Exercise data:

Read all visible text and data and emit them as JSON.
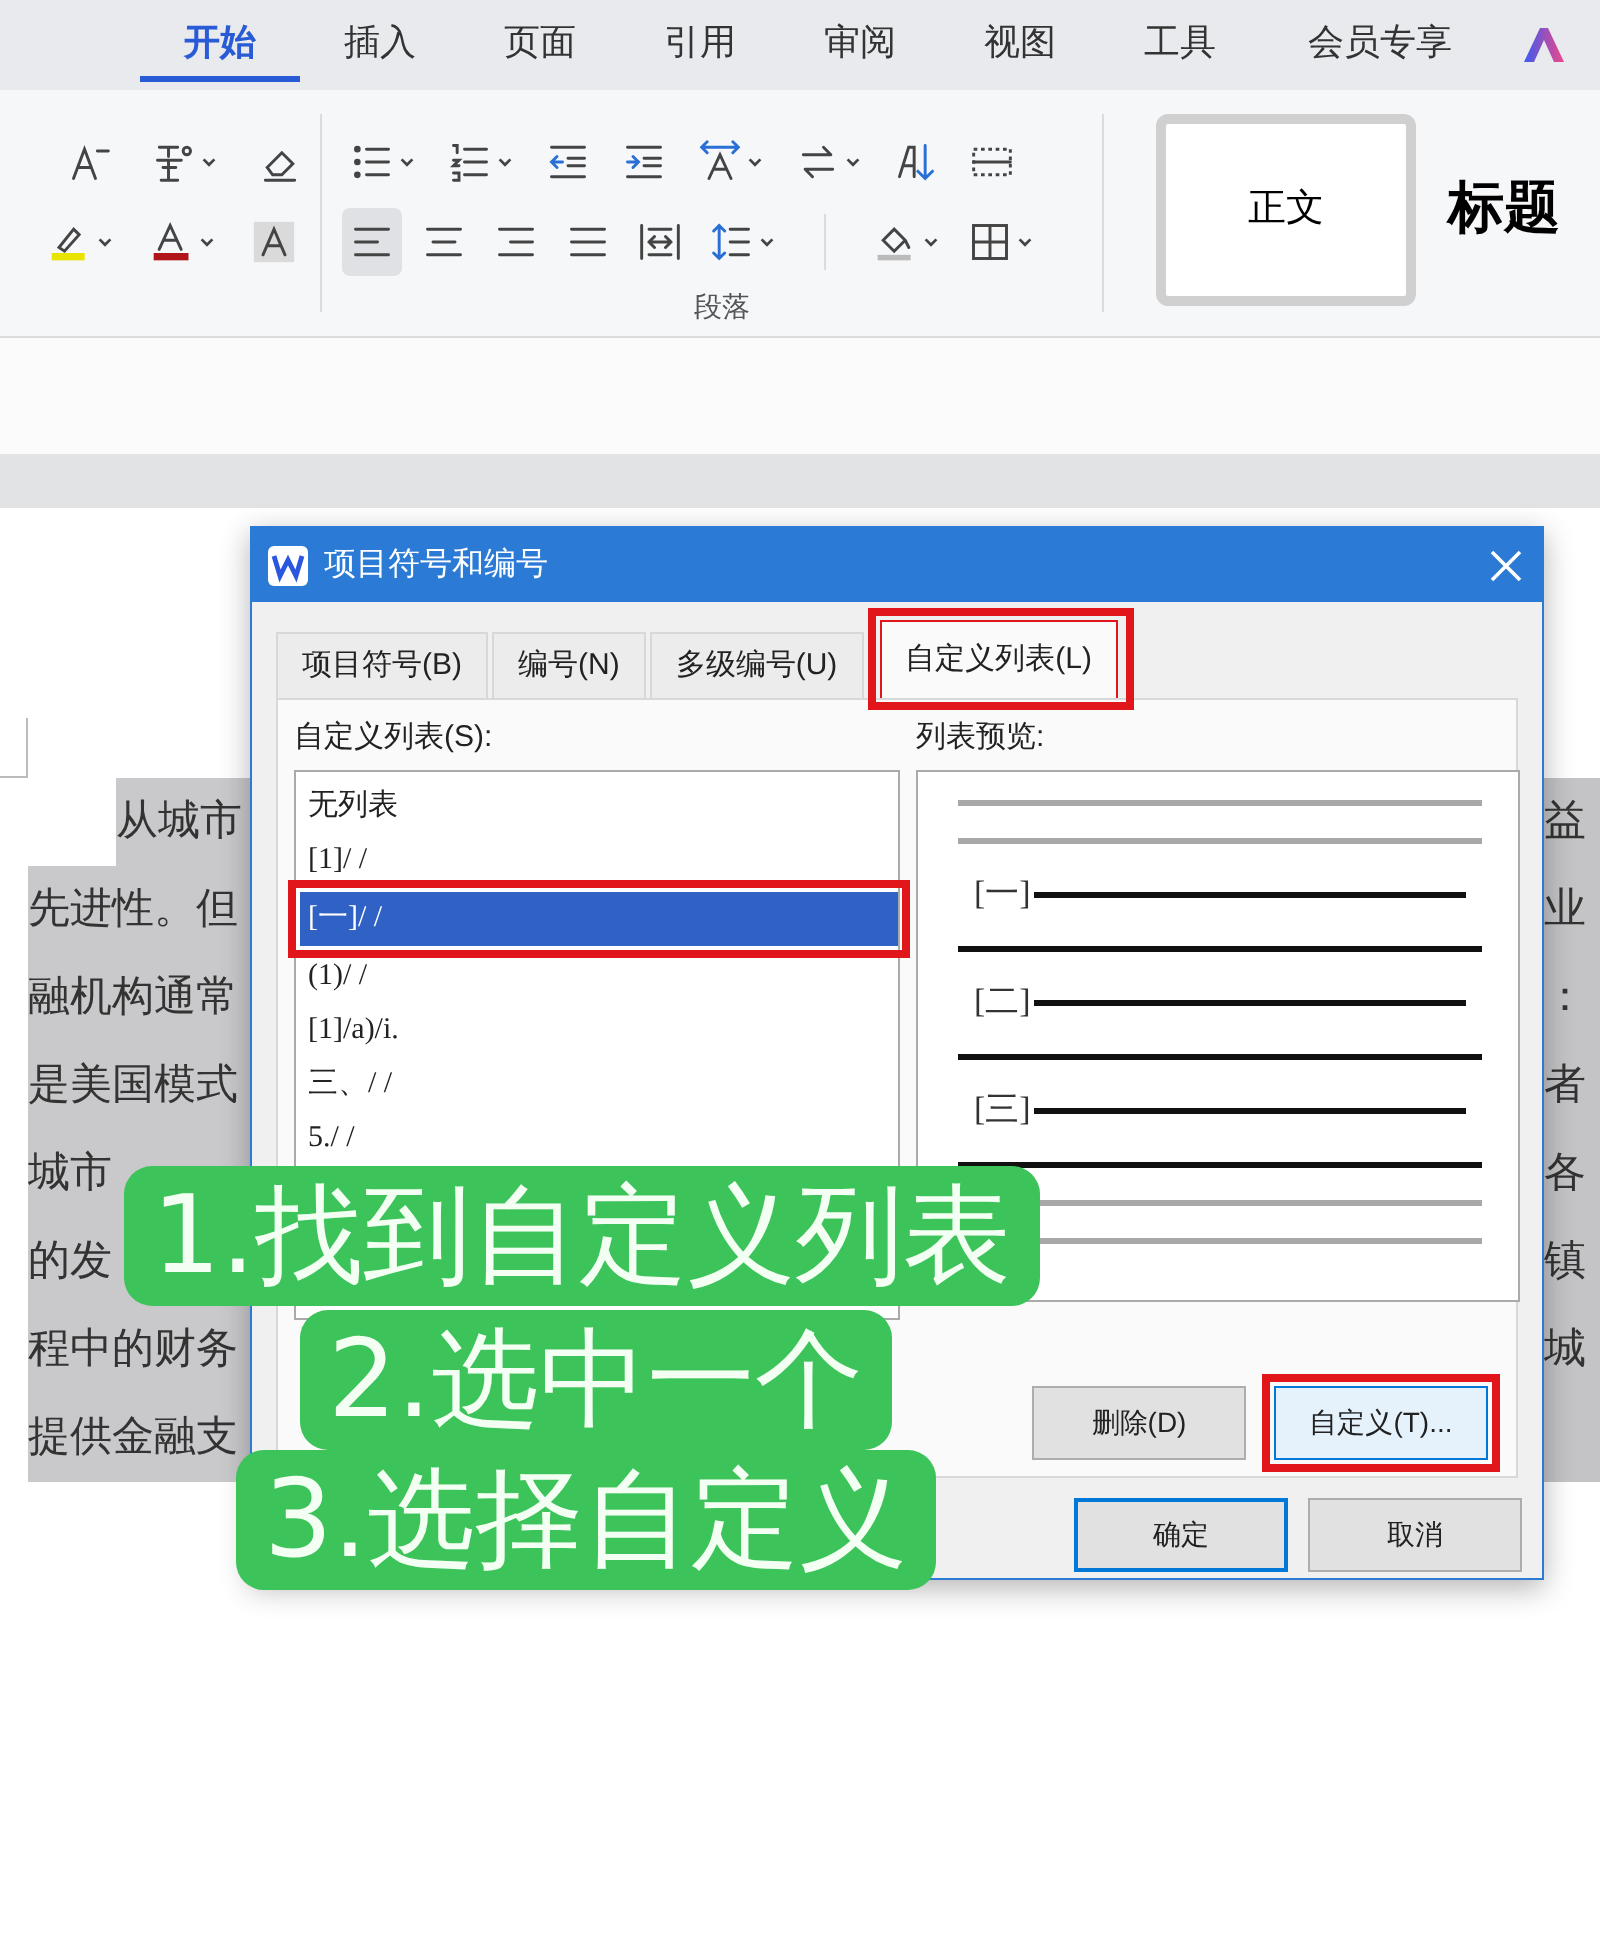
{
  "ribbon_tabs": [
    {
      "label": "开始",
      "selected": true
    },
    {
      "label": "插入",
      "selected": false
    },
    {
      "label": "页面",
      "selected": false
    },
    {
      "label": "引用",
      "selected": false
    },
    {
      "label": "审阅",
      "selected": false
    },
    {
      "label": "视图",
      "selected": false
    },
    {
      "label": "工具",
      "selected": false
    },
    {
      "label": "会员专享",
      "selected": false
    }
  ],
  "ribbon": {
    "group_label": "段落",
    "alignment_buttons": [
      {
        "selected": true
      },
      {
        "selected": false
      },
      {
        "selected": false
      },
      {
        "selected": false
      },
      {
        "selected": false
      }
    ],
    "styles": [
      {
        "label": "正文",
        "kind": "body",
        "selected": true
      },
      {
        "label": "标题",
        "kind": "heading",
        "selected": false
      }
    ]
  },
  "document": {
    "lines": [
      {
        "left": "从城市",
        "right": "益",
        "indent": true
      },
      {
        "left": "先进性。但",
        "right": "业",
        "indent": false
      },
      {
        "left": "融机构通常",
        "right": "：",
        "indent": false
      },
      {
        "left": "是美国模式",
        "right": "者",
        "indent": false
      },
      {
        "left": "城市",
        "right": "各",
        "indent": false
      },
      {
        "left": "的发",
        "right": "镇",
        "indent": false
      },
      {
        "left": "程中的财务",
        "right": "城",
        "indent": false
      },
      {
        "left": "提供金融支",
        "indent": false
      }
    ]
  },
  "dialog": {
    "title": "项目符号和编号",
    "tabs": [
      {
        "label": "项目符号(B)",
        "selected": false,
        "highlighted": false
      },
      {
        "label": "编号(N)",
        "selected": false,
        "highlighted": false
      },
      {
        "label": "多级编号(U)",
        "selected": false,
        "highlighted": false
      },
      {
        "label": "自定义列表(L)",
        "selected": true,
        "highlighted": true
      }
    ],
    "list_label": "自定义列表(S):",
    "list_items": [
      {
        "label": "无列表",
        "selected": false,
        "highlighted": false
      },
      {
        "label": "[1]/ /",
        "selected": false,
        "highlighted": false
      },
      {
        "label": "[一]/ /",
        "selected": true,
        "highlighted": true
      },
      {
        "label": "(1)/ /",
        "selected": false,
        "highlighted": false
      },
      {
        "label": "[1]/a)/i.",
        "selected": false,
        "highlighted": false
      },
      {
        "label": "三、/ /",
        "selected": false,
        "highlighted": false
      },
      {
        "label": "5./ /",
        "selected": false,
        "highlighted": false
      }
    ],
    "preview_label": "列表预览:",
    "preview_items": [
      "[一]",
      "[二]",
      "[三]"
    ],
    "action_buttons": [
      {
        "label": "删除(D)",
        "highlighted": false
      },
      {
        "label": "自定义(T)...",
        "highlighted": true
      }
    ],
    "footer_buttons": [
      {
        "label": "确定",
        "default": true
      },
      {
        "label": "取消",
        "default": false
      }
    ]
  },
  "captions": [
    "1.找到自定义列表",
    "2.选中一个",
    "3.选择自定义"
  ]
}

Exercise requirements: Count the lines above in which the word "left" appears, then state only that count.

Answer: 8